:: Information provided
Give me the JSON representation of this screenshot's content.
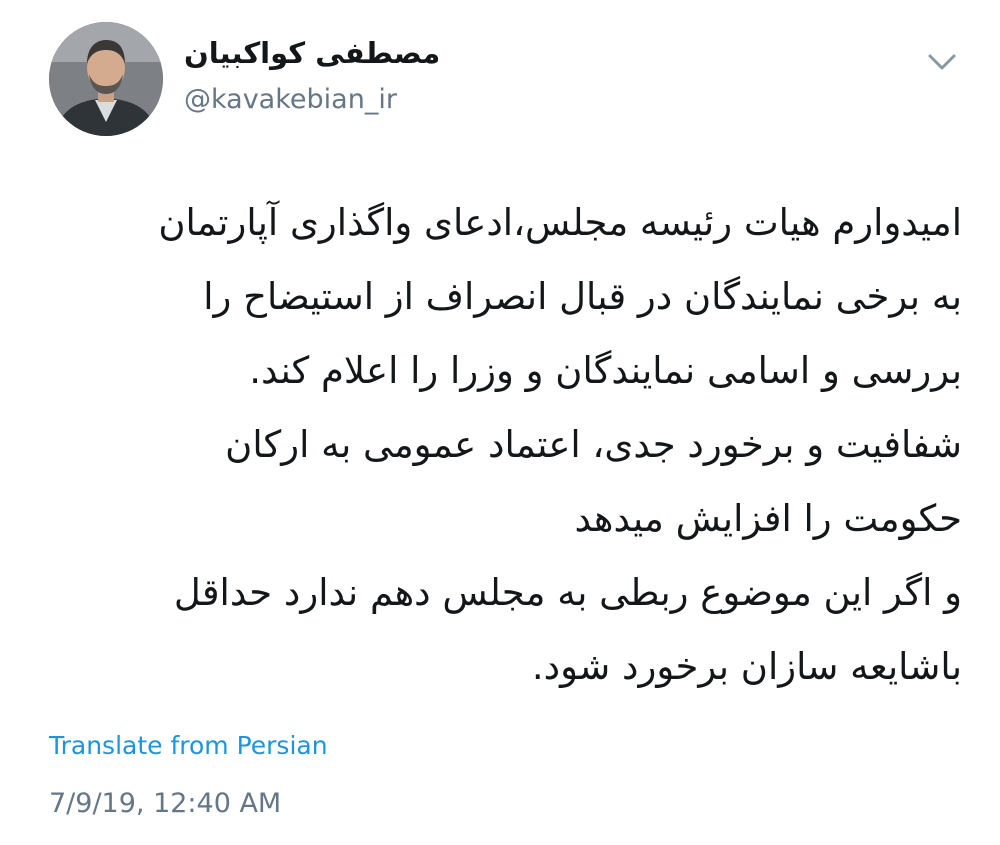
{
  "author": {
    "display_name": "مصطفی کواکبیان",
    "handle": "@kavakebian_ir"
  },
  "tweet": {
    "lines": [
      "امیدوارم هیات رئیسه مجلس،ادعای واگذاری آپارتمان",
      "به برخی نمایندگان در قبال انصراف از استیضاح را",
      "بررسی و اسامی نمایندگان و وزرا را اعلام کند.",
      "شفافیت و برخورد جدی، اعتماد عمومی به ارکان",
      "حکومت را افزایش میدهد",
      "و اگر این موضوع ربطی به مجلس دهم ندارد حداقل",
      "باشایعه سازان برخورد شود."
    ],
    "translate_label": "Translate from Persian",
    "timestamp": "7/9/19, 12:40 AM"
  },
  "icons": {
    "avatar": "profile-photo",
    "menu": "chevron-down-icon"
  },
  "colors": {
    "text": "#14171a",
    "secondary": "#657786",
    "link": "#1b95e0",
    "caret": "#8899a6"
  }
}
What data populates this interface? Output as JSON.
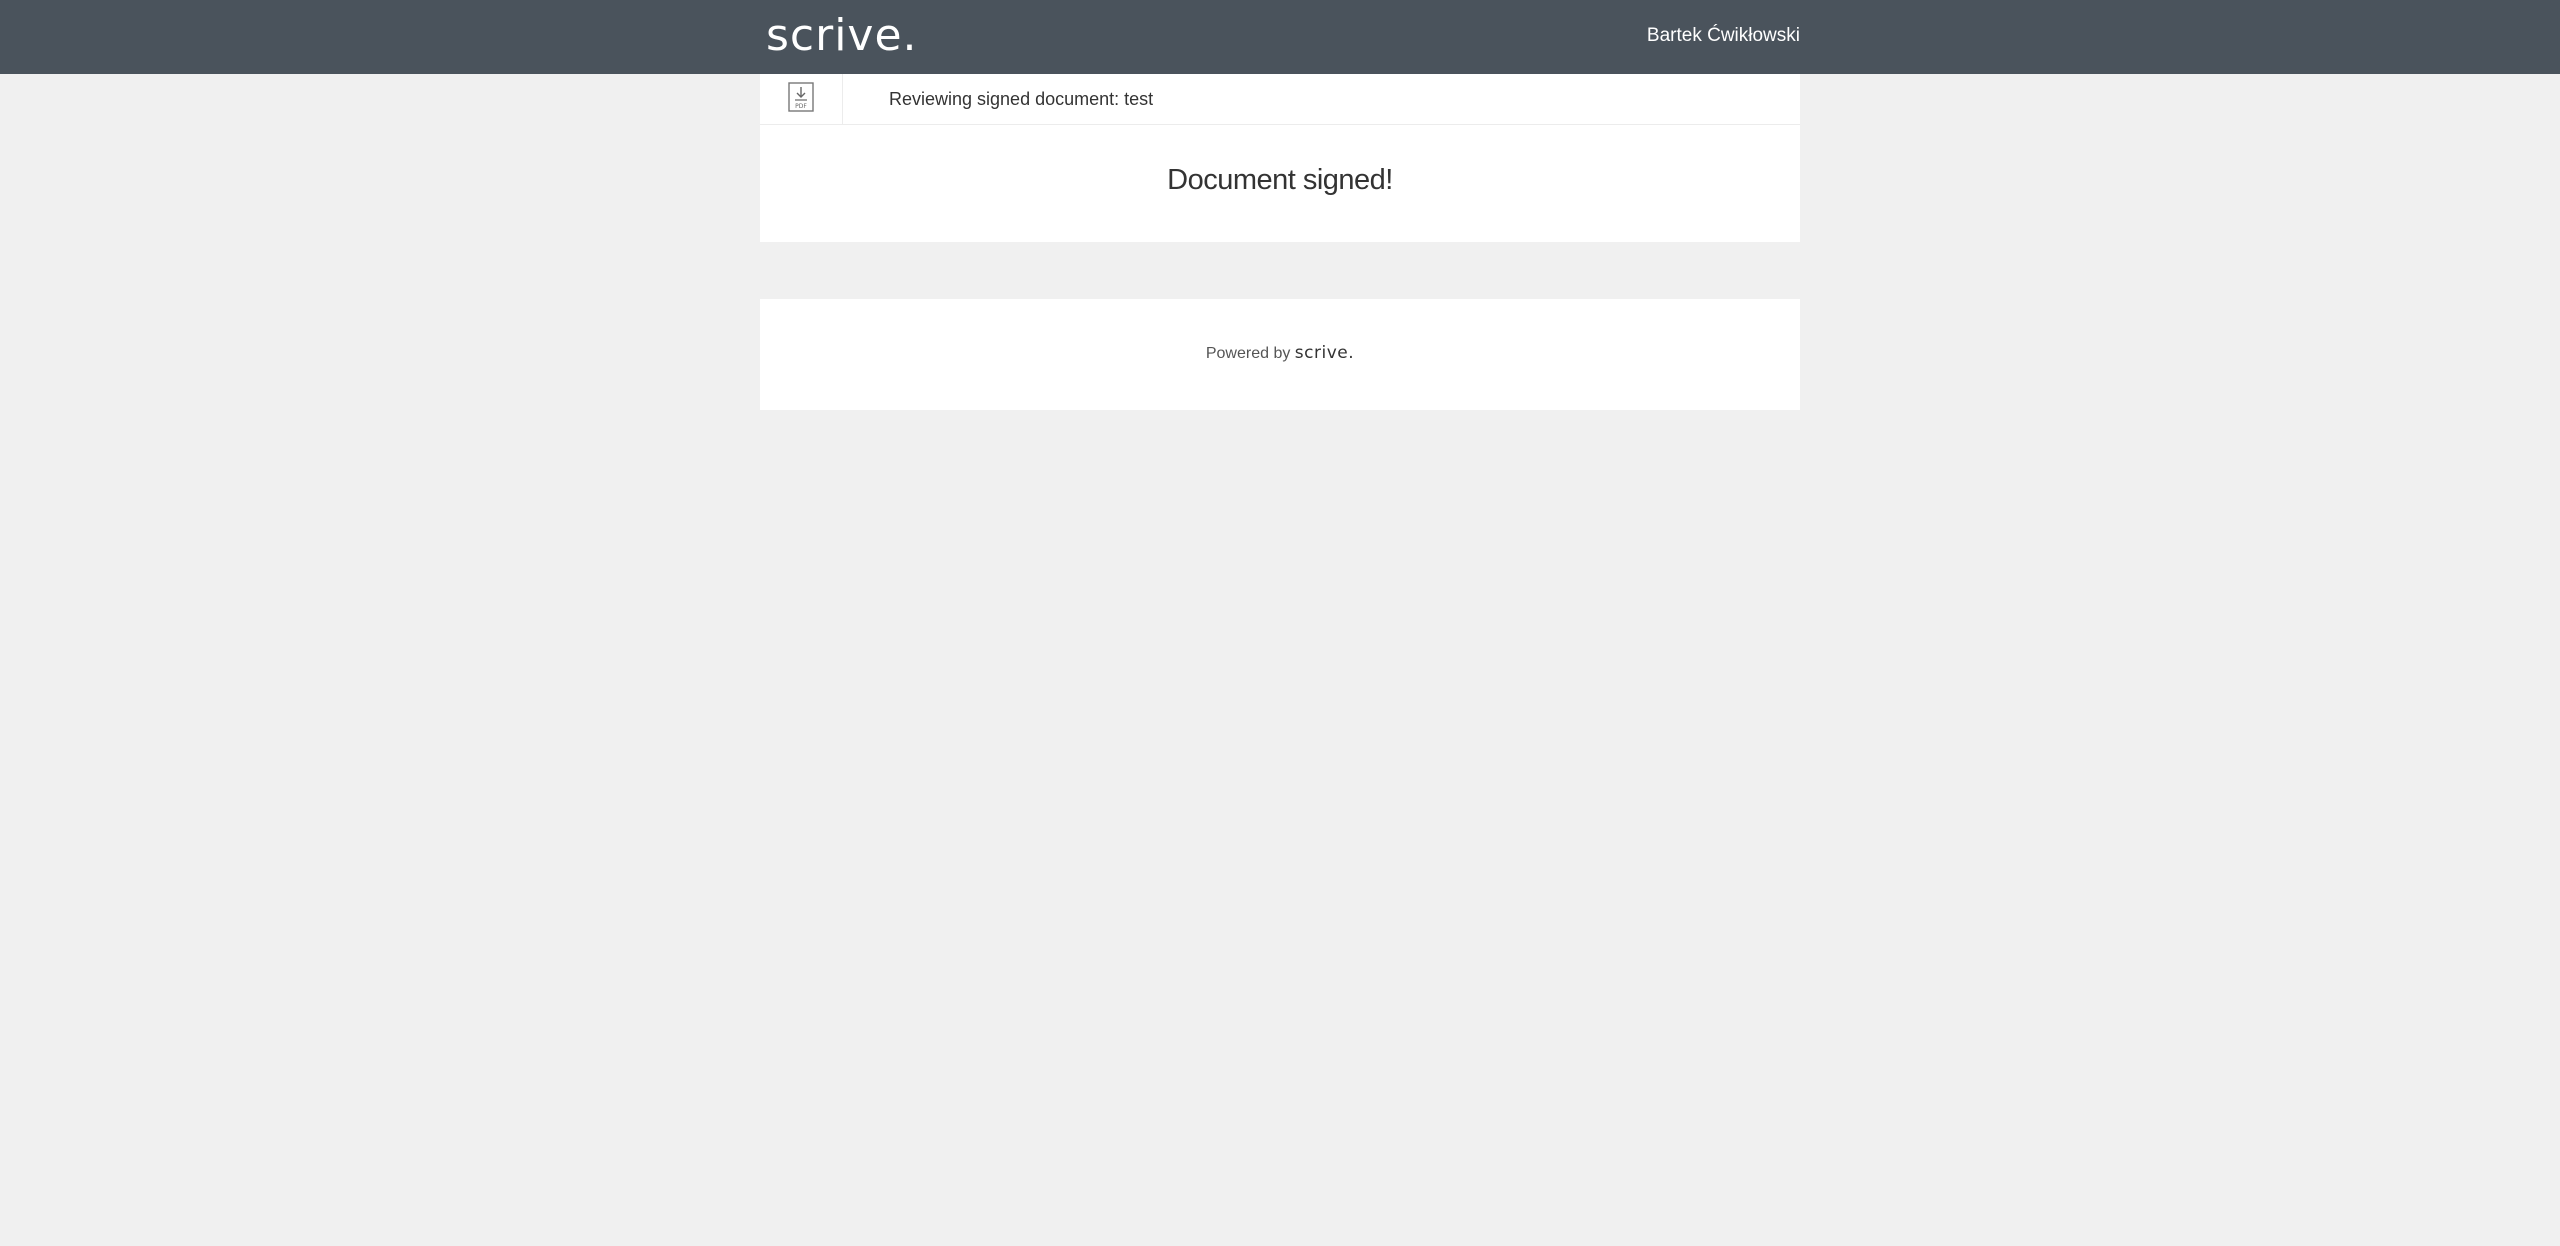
{
  "header": {
    "logo_text": "scrive.",
    "user_name": "Bartek Ćwikłowski"
  },
  "document": {
    "download_icon": "download-pdf-icon",
    "download_icon_label": "PDF",
    "title": "Reviewing signed document: test",
    "status_message": "Document signed!"
  },
  "footer": {
    "powered_by": "Powered by",
    "brand": "scrive."
  },
  "colors": {
    "topbar": "#4a535c",
    "background": "#f0f0f0",
    "card": "#ffffff"
  }
}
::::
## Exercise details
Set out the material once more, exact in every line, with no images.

## Task solution
Give me the JSON representation of this screenshot's content.
{
  "author": {
    "display_name": "مصطفی کواکبیان",
    "handle": "@kavakebian_ir"
  },
  "tweet": {
    "lines": [
      "امیدوارم هیات رئیسه مجلس،ادعای واگذاری آپارتمان",
      "به برخی نمایندگان در قبال انصراف از استیضاح را",
      "بررسی و اسامی نمایندگان و وزرا را اعلام کند.",
      "شفافیت و برخورد جدی، اعتماد عمومی به ارکان",
      "حکومت را افزایش میدهد",
      "و اگر این موضوع ربطی به مجلس دهم ندارد حداقل",
      "باشایعه سازان برخورد شود."
    ],
    "translate_label": "Translate from Persian",
    "timestamp": "7/9/19, 12:40 AM"
  },
  "icons": {
    "avatar": "profile-photo",
    "menu": "chevron-down-icon"
  },
  "colors": {
    "text": "#14171a",
    "secondary": "#657786",
    "link": "#1b95e0",
    "caret": "#8899a6"
  }
}
What data populates this interface? Output as JSON.
{
  "header": {
    "logo_text": "scrive.",
    "user_name": "Bartek Ćwikłowski"
  },
  "document": {
    "download_icon": "download-pdf-icon",
    "download_icon_label": "PDF",
    "title": "Reviewing signed document: test",
    "status_message": "Document signed!"
  },
  "footer": {
    "powered_by": "Powered by",
    "brand": "scrive."
  },
  "colors": {
    "topbar": "#4a535c",
    "background": "#f0f0f0",
    "card": "#ffffff"
  }
}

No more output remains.